Kathryn Hunt is a displaced Maritimer who first arrived in Ottawa 15 years ago. A published poet and freelance writer, Kate blogs, performs and talks the city’s budding literary scene at every opportunity! She also enjoys cycling and rock-climbing in her spare time.
Last weekend I spent a day helping to man the Arc Poetry Magazine table at ArtsPark in the Parkdale Market in Hintonburg. ArtsPark has been running since 2004, helping to boost and celebrate the burgeoning arts district that Hintonburg has become, but this is the first time I’ve been able to go. (I used to live in Hintonburg, but it was a rather sketchier part of the city back then…)
When I arrived at the Parkdale Market it was a misty day — not quite raining. But that didn’t seem to have affected the crowds, who were already milling around the stands, sipping local coffee and munching local snacks. I locked my bike up to one of the (many) bike racks, and headed in to the collection of tables, stands and canopies in search of the Arc table. I found it just inside the park, under one of the permanent canopies, next to the ArtsPark information table. It was already staffed by a cluster of poets, some of whom had been wandering around the park performing ‘random acts of poetry’: stopping passersby and offering to read them a poem from a collection of chapbooks and small press publications.

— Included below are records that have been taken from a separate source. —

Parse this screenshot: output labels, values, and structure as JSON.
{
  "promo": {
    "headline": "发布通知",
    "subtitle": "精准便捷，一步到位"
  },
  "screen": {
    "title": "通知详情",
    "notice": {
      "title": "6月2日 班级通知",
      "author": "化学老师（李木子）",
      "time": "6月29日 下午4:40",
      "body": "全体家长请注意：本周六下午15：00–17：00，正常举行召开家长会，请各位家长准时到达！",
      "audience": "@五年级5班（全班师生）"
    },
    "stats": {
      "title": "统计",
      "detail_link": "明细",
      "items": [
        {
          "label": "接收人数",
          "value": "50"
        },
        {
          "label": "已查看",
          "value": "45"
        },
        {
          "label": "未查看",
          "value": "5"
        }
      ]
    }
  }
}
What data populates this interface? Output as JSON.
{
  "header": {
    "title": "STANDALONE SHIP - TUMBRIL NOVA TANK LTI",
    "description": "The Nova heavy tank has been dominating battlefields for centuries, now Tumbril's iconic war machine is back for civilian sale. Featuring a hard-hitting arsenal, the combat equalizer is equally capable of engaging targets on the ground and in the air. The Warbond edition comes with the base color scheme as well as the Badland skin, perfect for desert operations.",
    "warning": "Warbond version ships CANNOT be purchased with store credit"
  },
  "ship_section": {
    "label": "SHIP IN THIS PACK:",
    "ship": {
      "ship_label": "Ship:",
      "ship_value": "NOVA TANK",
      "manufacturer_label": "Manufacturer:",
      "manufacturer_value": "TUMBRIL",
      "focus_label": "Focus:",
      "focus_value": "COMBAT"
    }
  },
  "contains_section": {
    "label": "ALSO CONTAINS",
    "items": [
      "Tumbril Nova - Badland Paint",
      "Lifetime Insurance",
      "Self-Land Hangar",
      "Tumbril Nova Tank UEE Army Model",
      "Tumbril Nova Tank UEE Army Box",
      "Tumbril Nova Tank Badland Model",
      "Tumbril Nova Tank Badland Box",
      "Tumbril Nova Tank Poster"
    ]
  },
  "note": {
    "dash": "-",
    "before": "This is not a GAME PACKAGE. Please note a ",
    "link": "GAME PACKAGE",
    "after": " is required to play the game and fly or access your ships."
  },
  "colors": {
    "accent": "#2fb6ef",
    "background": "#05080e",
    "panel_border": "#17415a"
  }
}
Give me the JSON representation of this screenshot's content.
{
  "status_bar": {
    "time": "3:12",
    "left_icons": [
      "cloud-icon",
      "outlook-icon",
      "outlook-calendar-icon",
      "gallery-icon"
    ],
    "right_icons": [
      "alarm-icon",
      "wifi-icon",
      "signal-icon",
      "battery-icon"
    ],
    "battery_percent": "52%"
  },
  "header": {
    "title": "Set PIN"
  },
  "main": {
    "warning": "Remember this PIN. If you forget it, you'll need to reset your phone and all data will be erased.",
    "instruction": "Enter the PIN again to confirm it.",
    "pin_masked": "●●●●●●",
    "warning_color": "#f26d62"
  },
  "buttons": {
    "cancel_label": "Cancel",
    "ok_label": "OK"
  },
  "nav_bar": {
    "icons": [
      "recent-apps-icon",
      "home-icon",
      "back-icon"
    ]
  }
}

We had a ‘poetry factory’ set up: two metal boards covered in magnetic words, so that anyone passing could spend a few moments moving words around and creating a poem. Anyone who created a poem would get a chance to draw for a prize – a free copy of Arc, or even a year’s subscription. There was also a typewriter , which drew a lot of attention, where volunteer poets would, for a dollar or two, compose a poem on the spot for passersby.
It’s kind of amazing that there are some people who, when you ask them, “Hey, would you like a poem?” look at you in suspicion, mumble something like, “No thanks,” and sidle away as though you just offered them –- oh, I don’t know, a political tract or a credit card application. But it’s also amazing that there are people who when you offer them a poem written, on the spot, just for them, light up. “Really? You’ll write me a poem?”
People asked for poems for their children — often poems for infants in arms who won’t be able to read the poems for years. (By which time these poems will probably all be recycling: One of the interesting thing about the whole poetry factory idea, for me, is that all the poems are ephemeral. They’re not high art, they’re not going to last forever. This was a celebration of the fact that poetry can be all around you, and it can be just for fun, and it can be not meant to last.) They also wanted poems for occasions – there were at least two birthday poems composed, that I saw.
The Mayor came by the table, wrote his own magnetic poem, tossed his toonie into the jar and asked Pearl Pirie, who was manning the typewriter just then, to write a poem about Hintonburg. Others reached into the jar for a random subject (words and phrases cut out of magazines). A young man in a Yasir Naqvi jacket asked for a poem about public service. And inevitably, when they were handed their typewritten sheet with their typo-laden, brand-new poem on it, their faces burst into grins.
Meanwhile, around us there were kids playing in the still-empty wading pool and on the large orange spheres that are scattered around the new Parkdale Market park, stands selling local crafts and foods, and a stage with alternating musical and spoken word performers. (We were a little too far away to catch every word of the sets by PrufRock, Ian Keteku and John Akpata, but phrases drifted over to us from the stage from time to time.) A unicyclist appeared, juggled for a few moments, attracting a crowd of young children who would run to grab the pins when he dropped them. After a while I spotted him unicycling around the park with a cluster of small children running after him in a stream like the tail of a comet.
We packed up around 5 pm, along with the rest of the fair, and went our separate ways from the Arc table. I didn’t get out to see much of the rest of the festival (although I made a couple of trips to a nearby vendor’s table, where they were serving coffee that tasted, slightly, of cinnamon). But from where I was standing, behind the poetry table, it was a success. The sun even came out for the last hour or so. And I got to spend a day making poetry fun for people. Reminding them that poetry doesn’t have to be deathless, it doesn’t have to be scary or complicated or hard to understand, it isn’t made in isolation or in some strange artistic trance: Poetry can happen anywhere.
Wow! Thanks for sharing! And Kathryn will be performing with her poetry/storytelling troupe, the Kymeras, this Saturday at 8 p.m. in nearby Almonte, at the Old Town Hall.